Provided records:

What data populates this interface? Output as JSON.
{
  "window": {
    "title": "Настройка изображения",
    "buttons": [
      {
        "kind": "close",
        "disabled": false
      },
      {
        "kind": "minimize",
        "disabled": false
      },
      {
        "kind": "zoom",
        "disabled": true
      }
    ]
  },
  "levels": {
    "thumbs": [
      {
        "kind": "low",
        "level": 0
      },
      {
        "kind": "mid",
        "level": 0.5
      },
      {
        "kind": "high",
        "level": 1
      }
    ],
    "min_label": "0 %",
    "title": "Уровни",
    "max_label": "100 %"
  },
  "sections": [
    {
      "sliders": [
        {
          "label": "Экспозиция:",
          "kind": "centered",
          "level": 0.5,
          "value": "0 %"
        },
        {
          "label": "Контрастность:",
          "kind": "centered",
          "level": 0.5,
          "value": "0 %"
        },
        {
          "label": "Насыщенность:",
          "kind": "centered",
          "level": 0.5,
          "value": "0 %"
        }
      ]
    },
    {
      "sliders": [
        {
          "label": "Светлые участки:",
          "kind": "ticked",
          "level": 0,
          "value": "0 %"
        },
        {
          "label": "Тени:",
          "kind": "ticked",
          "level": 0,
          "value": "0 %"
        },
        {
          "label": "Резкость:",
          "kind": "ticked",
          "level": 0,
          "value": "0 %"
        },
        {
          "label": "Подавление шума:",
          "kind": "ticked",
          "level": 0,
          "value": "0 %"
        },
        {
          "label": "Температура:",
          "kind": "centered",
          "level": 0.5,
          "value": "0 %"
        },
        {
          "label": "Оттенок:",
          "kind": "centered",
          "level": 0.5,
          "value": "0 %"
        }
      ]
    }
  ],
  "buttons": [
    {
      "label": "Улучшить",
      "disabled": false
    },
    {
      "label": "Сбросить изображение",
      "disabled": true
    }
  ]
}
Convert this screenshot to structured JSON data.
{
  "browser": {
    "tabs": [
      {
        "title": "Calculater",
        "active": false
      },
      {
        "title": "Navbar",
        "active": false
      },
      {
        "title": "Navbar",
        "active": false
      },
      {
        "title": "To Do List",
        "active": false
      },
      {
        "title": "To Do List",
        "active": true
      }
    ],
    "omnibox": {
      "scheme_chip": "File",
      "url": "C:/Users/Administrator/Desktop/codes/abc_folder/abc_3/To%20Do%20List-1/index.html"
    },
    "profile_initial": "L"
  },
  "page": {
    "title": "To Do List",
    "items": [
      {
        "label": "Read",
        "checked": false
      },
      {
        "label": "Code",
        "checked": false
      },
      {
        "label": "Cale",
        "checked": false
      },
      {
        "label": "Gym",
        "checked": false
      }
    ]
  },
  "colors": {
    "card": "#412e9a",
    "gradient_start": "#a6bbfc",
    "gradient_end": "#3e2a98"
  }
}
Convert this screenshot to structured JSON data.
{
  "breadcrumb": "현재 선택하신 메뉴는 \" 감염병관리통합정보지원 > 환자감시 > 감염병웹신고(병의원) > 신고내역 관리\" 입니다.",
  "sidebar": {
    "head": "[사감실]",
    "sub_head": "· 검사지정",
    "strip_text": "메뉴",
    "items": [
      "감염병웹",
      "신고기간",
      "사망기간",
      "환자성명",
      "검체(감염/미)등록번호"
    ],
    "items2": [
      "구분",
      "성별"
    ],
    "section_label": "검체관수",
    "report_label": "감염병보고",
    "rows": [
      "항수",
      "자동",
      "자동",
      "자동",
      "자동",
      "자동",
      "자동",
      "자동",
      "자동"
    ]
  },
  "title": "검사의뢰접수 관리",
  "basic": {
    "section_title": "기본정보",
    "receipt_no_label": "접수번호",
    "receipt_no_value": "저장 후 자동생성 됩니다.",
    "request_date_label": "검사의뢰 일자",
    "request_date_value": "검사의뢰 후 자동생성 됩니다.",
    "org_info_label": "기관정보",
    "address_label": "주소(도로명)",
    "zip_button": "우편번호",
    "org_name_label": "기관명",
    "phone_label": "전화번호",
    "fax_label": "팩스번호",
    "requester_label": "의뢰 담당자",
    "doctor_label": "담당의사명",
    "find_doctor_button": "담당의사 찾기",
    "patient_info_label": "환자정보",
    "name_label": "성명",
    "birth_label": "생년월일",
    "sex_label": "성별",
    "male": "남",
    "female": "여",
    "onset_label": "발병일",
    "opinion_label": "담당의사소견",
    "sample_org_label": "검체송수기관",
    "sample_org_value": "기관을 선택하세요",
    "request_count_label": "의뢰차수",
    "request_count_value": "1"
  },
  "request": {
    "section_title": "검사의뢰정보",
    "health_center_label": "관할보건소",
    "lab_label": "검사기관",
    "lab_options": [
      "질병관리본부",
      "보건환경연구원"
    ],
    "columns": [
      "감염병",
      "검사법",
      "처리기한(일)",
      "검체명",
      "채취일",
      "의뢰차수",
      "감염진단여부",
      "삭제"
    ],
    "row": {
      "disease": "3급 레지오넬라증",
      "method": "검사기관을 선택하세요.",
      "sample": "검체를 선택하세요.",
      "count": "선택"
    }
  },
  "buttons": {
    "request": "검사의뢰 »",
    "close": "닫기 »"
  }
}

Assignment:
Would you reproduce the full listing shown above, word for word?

Answer to this task:
What data populates this interface? Output as JSON.
{
  "window": {
    "title": "Настройка изображения",
    "buttons": [
      {
        "kind": "close",
        "disabled": false
      },
      {
        "kind": "minimize",
        "disabled": false
      },
      {
        "kind": "zoom",
        "disabled": true
      }
    ]
  },
  "levels": {
    "thumbs": [
      {
        "kind": "low",
        "level": 0
      },
      {
        "kind": "mid",
        "level": 0.5
      },
      {
        "kind": "high",
        "level": 1
      }
    ],
    "min_label": "0 %",
    "title": "Уровни",
    "max_label": "100 %"
  },
  "sections": [
    {
      "sliders": [
        {
          "label": "Экспозиция:",
          "kind": "centered",
          "level": 0.5,
          "value": "0 %"
        },
        {
          "label": "Контрастность:",
          "kind": "centered",
          "level": 0.5,
          "value": "0 %"
        },
        {
          "label": "Насыщенность:",
          "kind": "centered",
          "level": 0.5,
          "value": "0 %"
        }
      ]
    },
    {
      "sliders": [
        {
          "label": "Светлые участки:",
          "kind": "ticked",
          "level": 0,
          "value": "0 %"
        },
        {
          "label": "Тени:",
          "kind": "ticked",
          "level": 0,
          "value": "0 %"
        },
        {
          "label": "Резкость:",
          "kind": "ticked",
          "level": 0,
          "value": "0 %"
        },
        {
          "label": "Подавление шума:",
          "kind": "ticked",
          "level": 0,
          "value": "0 %"
        },
        {
          "label": "Температура:",
          "kind": "centered",
          "level": 0.5,
          "value": "0 %"
        },
        {
          "label": "Оттенок:",
          "kind": "centered",
          "level": 0.5,
          "value": "0 %"
        }
      ]
    }
  ],
  "buttons": [
    {
      "label": "Улучшить",
      "disabled": false
    },
    {
      "label": "Сбросить изображение",
      "disabled": true
    }
  ]
}
Convert this screenshot to structured JSON data.
{
  "browser": {
    "tabs": [
      {
        "title": "Calculater",
        "active": false
      },
      {
        "title": "Navbar",
        "active": false
      },
      {
        "title": "Navbar",
        "active": false
      },
      {
        "title": "To Do List",
        "active": false
      },
      {
        "title": "To Do List",
        "active": true
      }
    ],
    "omnibox": {
      "scheme_chip": "File",
      "url": "C:/Users/Administrator/Desktop/codes/abc_folder/abc_3/To%20Do%20List-1/index.html"
    },
    "profile_initial": "L"
  },
  "page": {
    "title": "To Do List",
    "items": [
      {
        "label": "Read",
        "checked": false
      },
      {
        "label": "Code",
        "checked": false
      },
      {
        "label": "Cale",
        "checked": false
      },
      {
        "label": "Gym",
        "checked": false
      }
    ]
  },
  "colors": {
    "card": "#412e9a",
    "gradient_start": "#a6bbfc",
    "gradient_end": "#3e2a98"
  }
}
Convert this screenshot to structured JSON data.
{
  "breadcrumb": "현재 선택하신 메뉴는 \" 감염병관리통합정보지원 > 환자감시 > 감염병웹신고(병의원) > 신고내역 관리\" 입니다.",
  "sidebar": {
    "head": "[사감실]",
    "sub_head": "· 검사지정",
    "strip_text": "메뉴",
    "items": [
      "감염병웹",
      "신고기간",
      "사망기간",
      "환자성명",
      "검체(감염/미)등록번호"
    ],
    "items2": [
      "구분",
      "성별"
    ],
    "section_label": "검체관수",
    "report_label": "감염병보고",
    "rows": [
      "항수",
      "자동",
      "자동",
      "자동",
      "자동",
      "자동",
      "자동",
      "자동",
      "자동"
    ]
  },
  "title": "검사의뢰접수 관리",
  "basic": {
    "section_title": "기본정보",
    "receipt_no_label": "접수번호",
    "receipt_no_value": "저장 후 자동생성 됩니다.",
    "request_date_label": "검사의뢰 일자",
    "request_date_value": "검사의뢰 후 자동생성 됩니다.",
    "org_info_label": "기관정보",
    "address_label": "주소(도로명)",
    "zip_button": "우편번호",
    "org_name_label": "기관명",
    "phone_label": "전화번호",
    "fax_label": "팩스번호",
    "requester_label": "의뢰 담당자",
    "doctor_label": "담당의사명",
    "find_doctor_button": "담당의사 찾기",
    "patient_info_label": "환자정보",
    "name_label": "성명",
    "birth_label": "생년월일",
    "sex_label": "성별",
    "male": "남",
    "female": "여",
    "onset_label": "발병일",
    "opinion_label": "담당의사소견",
    "sample_org_label": "검체송수기관",
    "sample_org_value": "기관을 선택하세요",
    "request_count_label": "의뢰차수",
    "request_count_value": "1"
  },
  "request": {
    "section_title": "검사의뢰정보",
    "health_center_label": "관할보건소",
    "lab_label": "검사기관",
    "lab_options": [
      "질병관리본부",
      "보건환경연구원"
    ],
    "columns": [
      "감염병",
      "검사법",
      "처리기한(일)",
      "검체명",
      "채취일",
      "의뢰차수",
      "감염진단여부",
      "삭제"
    ],
    "row": {
      "disease": "3급 레지오넬라증",
      "method": "검사기관을 선택하세요.",
      "sample": "검체를 선택하세요.",
      "count": "선택"
    }
  },
  "buttons": {
    "request": "검사의뢰 »",
    "close": "닫기 »"
  }
}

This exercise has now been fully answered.